Today, Leighton is a student and football player  for Western Oregon University in Monmouth, Oregon. He’s a fullback for the WOU Wolves . He was blessed  to have played from his Freshman year. As a Wai’anae  High Searider, he played as a running back , fullback  and special teams .  He al so served as team captain . 

When I caught up with Leighton I asked him about college life.  He had lots to share and some good  advice for our Wai’anae kids. Leighton shared that he dreamed of attending college on the mainland since  he was in the 6th grade.  College was the answer for a better future for himself and his family. “College was  also my ticket to explore the mainland,” asserts Leighton.  “I always knew I’d reach my goal, and it came  very real in my junior year of high school when I started receiving letters from multiple schools showing  interest in me.” “I’ve been in college for three years now and it isn’t easy,” says Leighton. 

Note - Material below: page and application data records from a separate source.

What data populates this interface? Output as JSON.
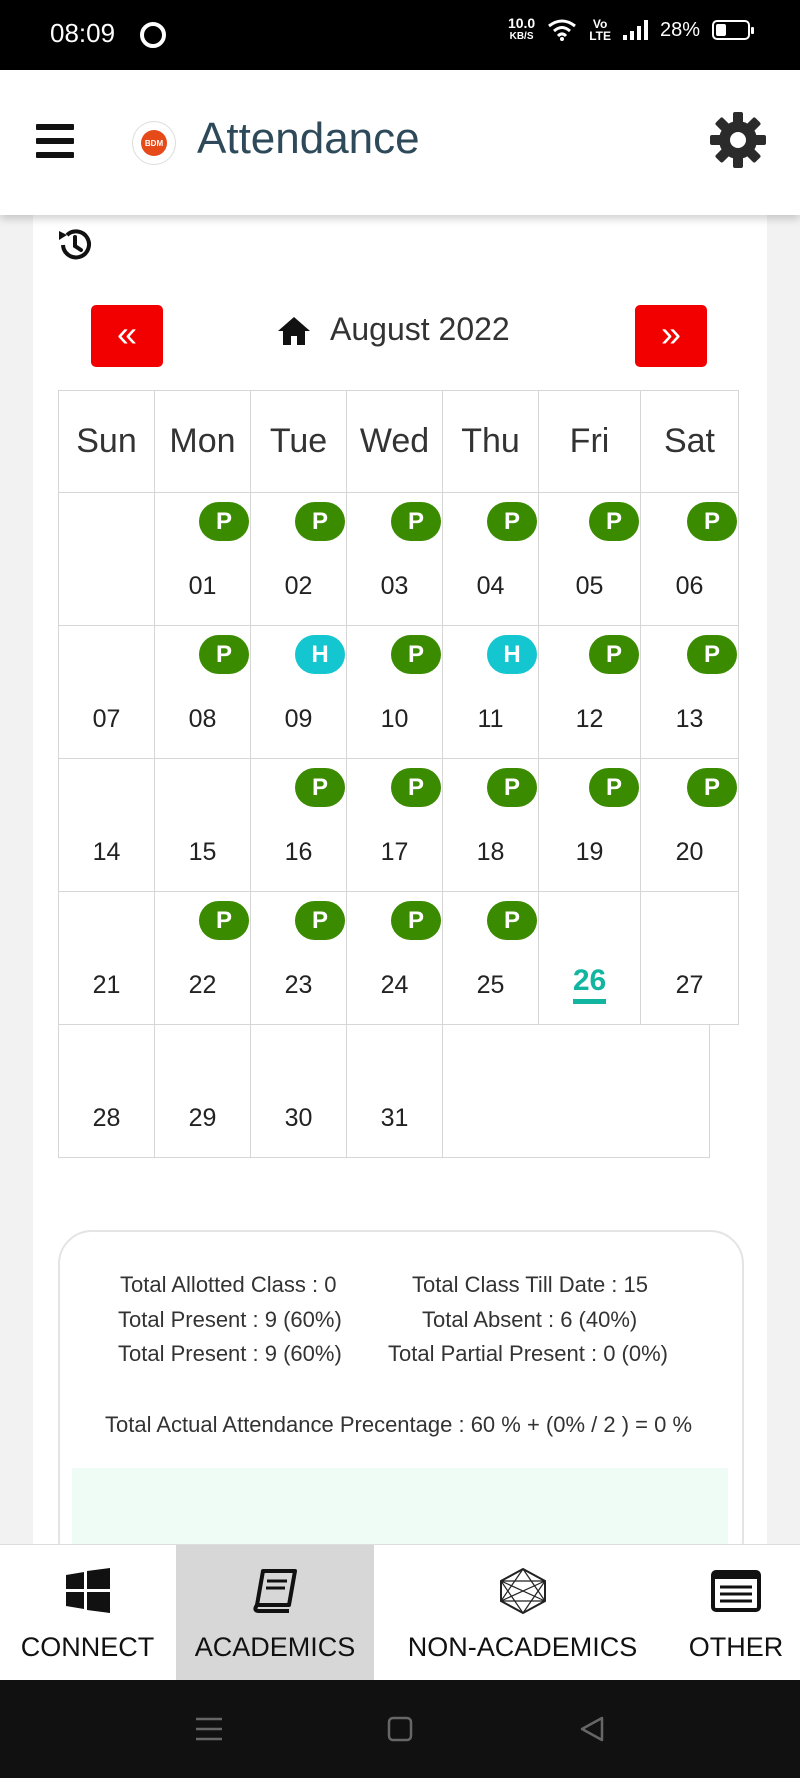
{
  "status": {
    "time": "08:09",
    "net_speed": "10.0",
    "net_unit": "KB/S",
    "volte_top": "Vo",
    "volte_bottom": "LTE",
    "battery": "28%"
  },
  "header": {
    "title": "Attendance",
    "logo_text": "BDM"
  },
  "calendar": {
    "month_label": "August 2022",
    "prev_label": "«",
    "next_label": "»",
    "weekdays": [
      "Sun",
      "Mon",
      "Tue",
      "Wed",
      "Thu",
      "Fri",
      "Sat"
    ],
    "weeks": [
      [
        {
          "d": ""
        },
        {
          "d": "01",
          "s": "P"
        },
        {
          "d": "02",
          "s": "P"
        },
        {
          "d": "03",
          "s": "P"
        },
        {
          "d": "04",
          "s": "P"
        },
        {
          "d": "05",
          "s": "P"
        },
        {
          "d": "06",
          "s": "P"
        }
      ],
      [
        {
          "d": "07"
        },
        {
          "d": "08",
          "s": "P"
        },
        {
          "d": "09",
          "s": "H"
        },
        {
          "d": "10",
          "s": "P"
        },
        {
          "d": "11",
          "s": "H"
        },
        {
          "d": "12",
          "s": "P"
        },
        {
          "d": "13",
          "s": "P"
        }
      ],
      [
        {
          "d": "14"
        },
        {
          "d": "15"
        },
        {
          "d": "16",
          "s": "P"
        },
        {
          "d": "17",
          "s": "P"
        },
        {
          "d": "18",
          "s": "P"
        },
        {
          "d": "19",
          "s": "P"
        },
        {
          "d": "20",
          "s": "P"
        }
      ],
      [
        {
          "d": "21"
        },
        {
          "d": "22",
          "s": "P"
        },
        {
          "d": "23",
          "s": "P"
        },
        {
          "d": "24",
          "s": "P"
        },
        {
          "d": "25",
          "s": "P"
        },
        {
          "d": "26",
          "today": true
        },
        {
          "d": "27"
        }
      ],
      [
        {
          "d": "28"
        },
        {
          "d": "29"
        },
        {
          "d": "30"
        },
        {
          "d": "31"
        }
      ]
    ],
    "colors": {
      "present": "#3b8b00",
      "holiday": "#14c6cf",
      "today": "#12b5a0",
      "nav_button": "#f20000"
    }
  },
  "summary": {
    "total_allotted": "Total Allotted Class : 0",
    "total_till_date": "Total Class Till Date : 15",
    "total_present_1": "Total Present : 9 (60%)",
    "total_absent": "Total Absent : 6 (40%)",
    "total_present_2": "Total Present : 9 (60%)",
    "total_partial": "Total Partial Present : 0 (0%)",
    "actual": "Total Actual Attendance Precentage : 60 % + (0% / 2 ) = 0 %"
  },
  "bottom_nav": {
    "connect": "CONNECT",
    "academics": "ACADEMICS",
    "non_academics": "NON-ACADEMICS",
    "other": "OTHER",
    "active": "ACADEMICS"
  }
}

As  a  high  school  student,  I  worked  hard  in  the  classroom  and  on  the  football  field.  I  took  advanced  placement classes, joined the National Honor Society, did community service, and I let each college know  that I wanted to be a part of their school.  Even though I worked as hard as I could, I don’t feel I was ready  for  college. I  believe  the  Hawaii  school system needs  a  revamping.  They  didn’t prepare  me well enough  when compared to other students on the mainland, but I didn’t let that stop me. I work hard everyday.  It’s a  natural instinct in me, instilled by my parents. My family and girlfriend, Britt are instrumental when it comes  to me achieving my goals. They have been with me since the beginning of my journey and have continued  to support me ever y step of the way. Without their love and support I would not have the determination  and drive to accomplish any of my goals.” Leighton believes, “Nothing is handed to you. God might have  given you the talent, but it’s up to you to make the most of it. My parents taught me and my siblings (Leahi,  Leina and Leihali’a) that lesson, and it is God who guides me the rest of the way.”

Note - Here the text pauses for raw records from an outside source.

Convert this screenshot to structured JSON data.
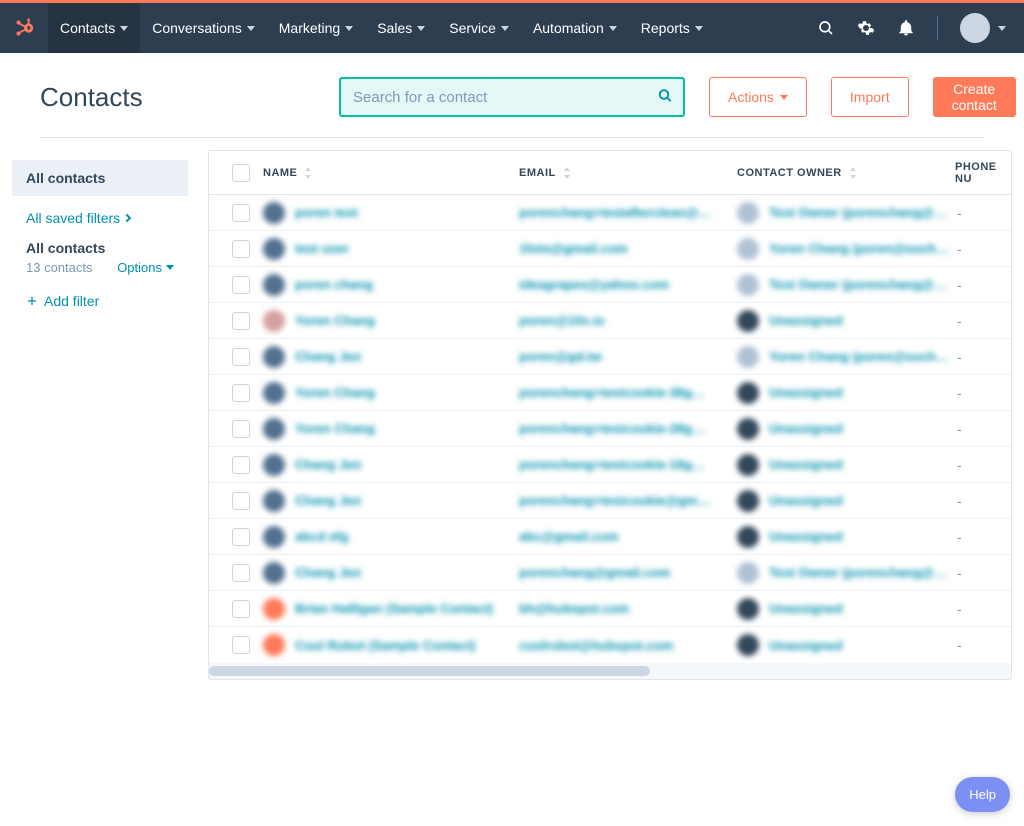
{
  "topnav": {
    "items": [
      {
        "label": "Contacts",
        "active": true
      },
      {
        "label": "Conversations"
      },
      {
        "label": "Marketing"
      },
      {
        "label": "Sales"
      },
      {
        "label": "Service"
      },
      {
        "label": "Automation"
      },
      {
        "label": "Reports"
      }
    ]
  },
  "header": {
    "title": "Contacts",
    "search_placeholder": "Search for a contact",
    "actions_label": "Actions",
    "import_label": "Import",
    "create_label": "Create contact"
  },
  "sidebar": {
    "all_label": "All contacts",
    "saved_filters_label": "All saved filters",
    "current_view": "All contacts",
    "count_text": "13 contacts",
    "options_label": "Options",
    "add_filter_label": "Add filter"
  },
  "table": {
    "columns": {
      "name": "NAME",
      "email": "EMAIL",
      "owner": "CONTACT OWNER",
      "phone": "PHONE NU"
    },
    "rows": [
      {
        "avatar": "default",
        "name": "poren test",
        "email": "porenchang+testafterclean@…",
        "owner": "Test Owner (porenchang@…",
        "owner_avatar": "light",
        "phone": "-"
      },
      {
        "avatar": "default",
        "name": "test user",
        "email": "1foto@gmail.com",
        "owner": "Yoren Chang (poren@soch…",
        "owner_avatar": "light",
        "phone": "-"
      },
      {
        "avatar": "default",
        "name": "poren chang",
        "email": "ideagrapes@yahoo.com",
        "owner": "Test Owner (porenchang@…",
        "owner_avatar": "light",
        "phone": "-"
      },
      {
        "avatar": "img",
        "name": "Yoren Chang",
        "email": "poren@10x.io",
        "owner": "Unassigned",
        "owner_avatar": "dark",
        "phone": "-"
      },
      {
        "avatar": "default",
        "name": "Chang Jen",
        "email": "poren@gd.tw",
        "owner": "Yoren Chang (poren@soch…",
        "owner_avatar": "light",
        "phone": "-"
      },
      {
        "avatar": "default",
        "name": "Yoren Chang",
        "email": "porenchang+testcookie-38g…",
        "owner": "Unassigned",
        "owner_avatar": "dark",
        "phone": "-"
      },
      {
        "avatar": "default",
        "name": "Yoren Chang",
        "email": "porenchang+testcookie-28g…",
        "owner": "Unassigned",
        "owner_avatar": "dark",
        "phone": "-"
      },
      {
        "avatar": "default",
        "name": "Chang Jen",
        "email": "porenchang+testcookie-18g…",
        "owner": "Unassigned",
        "owner_avatar": "dark",
        "phone": "-"
      },
      {
        "avatar": "default",
        "name": "Chang Jen",
        "email": "porenchang+testcookie@gm…",
        "owner": "Unassigned",
        "owner_avatar": "dark",
        "phone": "-"
      },
      {
        "avatar": "default",
        "name": "abcd efg",
        "email": "abc@gmail.com",
        "owner": "Unassigned",
        "owner_avatar": "dark",
        "phone": "-"
      },
      {
        "avatar": "default",
        "name": "Chang Jen",
        "email": "porenchang@gmail.com",
        "owner": "Test Owner (porenchang@…",
        "owner_avatar": "light",
        "phone": "-"
      },
      {
        "avatar": "orange",
        "name": "Brian Halligan (Sample Contact)",
        "email": "bh@hubspot.com",
        "owner": "Unassigned",
        "owner_avatar": "dark",
        "phone": "-"
      },
      {
        "avatar": "orange",
        "name": "Cool Robot (Sample Contact)",
        "email": "coolrobot@hubspot.com",
        "owner": "Unassigned",
        "owner_avatar": "dark",
        "phone": "-"
      }
    ]
  },
  "help_label": "Help"
}
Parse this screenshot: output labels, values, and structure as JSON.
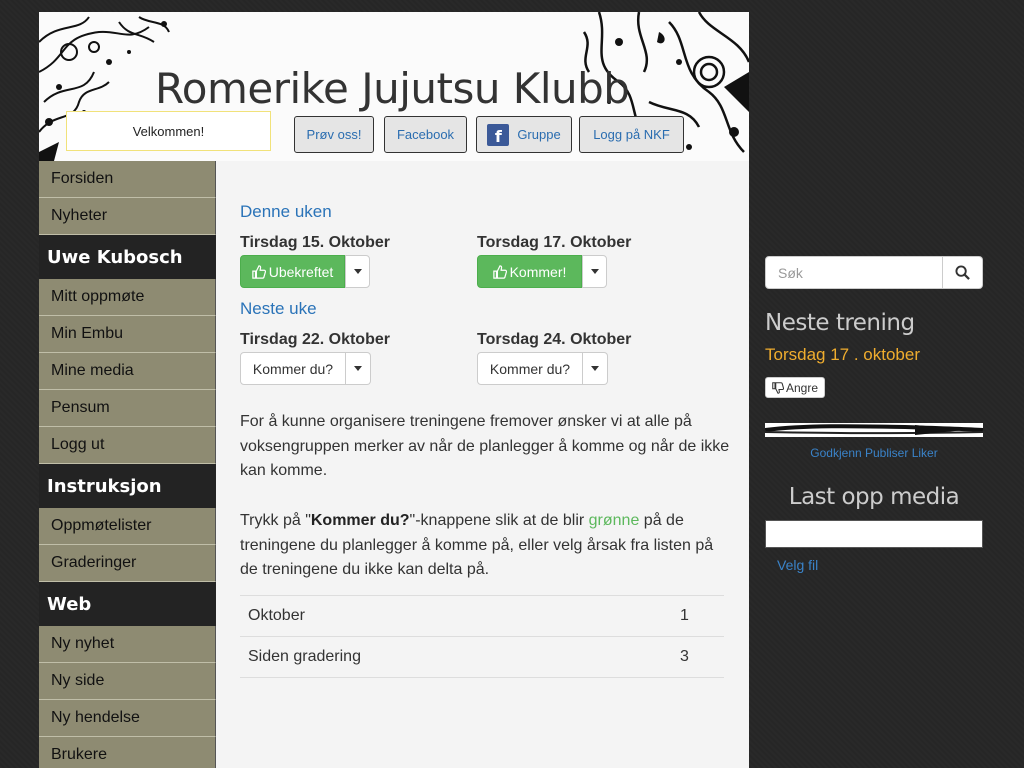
{
  "header": {
    "site_title": "Romerike Jujutsu Klubb",
    "welcome": "Velkommen!",
    "buttons": [
      {
        "label": "Prøv oss!"
      },
      {
        "label": "Facebook"
      },
      {
        "label": "Gruppe",
        "icon": "facebook-icon"
      },
      {
        "label": "Logg på NKF"
      }
    ]
  },
  "sidebar": {
    "items_top": [
      "Forsiden",
      "Nyheter"
    ],
    "user_heading": "Uwe Kubosch",
    "user_items": [
      "Mitt oppmøte",
      "Min Embu",
      "Mine media",
      "Pensum",
      "Logg ut"
    ],
    "instr_heading": "Instruksjon",
    "instr_items": [
      "Oppmøtelister",
      "Graderinger"
    ],
    "web_heading": "Web",
    "web_items": [
      "Ny nyhet",
      "Ny side",
      "Ny hendelse",
      "Brukere"
    ]
  },
  "main": {
    "this_week_title": "Denne uken",
    "next_week_title": "Neste uke",
    "sessions": [
      {
        "day": "Tirsdag 15. Oktober",
        "button": "Ubekreftet",
        "state": "green",
        "icon": "thumbs-up-icon"
      },
      {
        "day": "Torsdag 17. Oktober",
        "button": "Kommer!",
        "state": "green",
        "icon": "thumbs-up-icon"
      },
      {
        "day": "Tirsdag 22. Oktober",
        "button": "Kommer du?",
        "state": "default"
      },
      {
        "day": "Torsdag 24. Oktober",
        "button": "Kommer du?",
        "state": "default"
      }
    ],
    "para1": "For å kunne organisere treningene fremover ønsker vi at alle på voksengruppen merker av når de planlegger å komme og når de ikke kan komme.",
    "para2": {
      "pre": "Trykk på \"",
      "bold": "Kommer du?",
      "mid": "\"-knappene slik at de blir ",
      "green": "grønne",
      "post": " på de treningene du planlegger å komme på, eller velg årsak fra listen på de treningene du ikke kan delta på."
    },
    "stats": [
      {
        "label": "Oktober",
        "value": "1"
      },
      {
        "label": "Siden gradering",
        "value": "3"
      }
    ]
  },
  "right": {
    "search_placeholder": "Søk",
    "next_training_title": "Neste trening",
    "next_training_date": "Torsdag 17 . oktober",
    "angre_label": "Angre",
    "media_actions": "Godkjenn Publiser Liker",
    "upload_title": "Last opp media",
    "choose_file": "Velg fil"
  },
  "colors": {
    "accent_blue": "#2a73b8",
    "success_green": "#5cb85c",
    "sidebar_olive": "#8e8b72",
    "orange_date": "#f0ad2e"
  }
}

LEIGHTON PANUI“ Unfortunately  people  from  Wai’anae   are  stereotyped,  says  Leighton .“  It ’s  important  to  do  our  best  to  come  out  of  that  stereotype.  One  day  while  I  was  in  high  school,  the  National  Honor  Society was having a meeting. When I walked in, an  advisor stopped me and told me that the classroom  was being used for a National Honor Society meeting.  I told him to check his list because my name was on  it. At first I was angry that they labelled me a football  jock and couldn’t believe I was a scholar too. I never  let stereotypes hold me back,” remarks Leighton. 

Leighton Panui Jr. is a man on a mission and a role  model  for  young  men  in  Wai’anae,  and  ever y where.  Leighton shares this with any young person . “Going  to college is not impossible. But , be prepared to work  hard  for  it .  You’re  going  to  face  adversity  but  push  through because you will see doors and dreams open  for  you .  Don’ t  be  afraid  to  leave  Wai’anae  because  Wai’anae will be there when you get back .” Leighton’s  l as t words? “Aloha to all , from Monmouth Oregon .”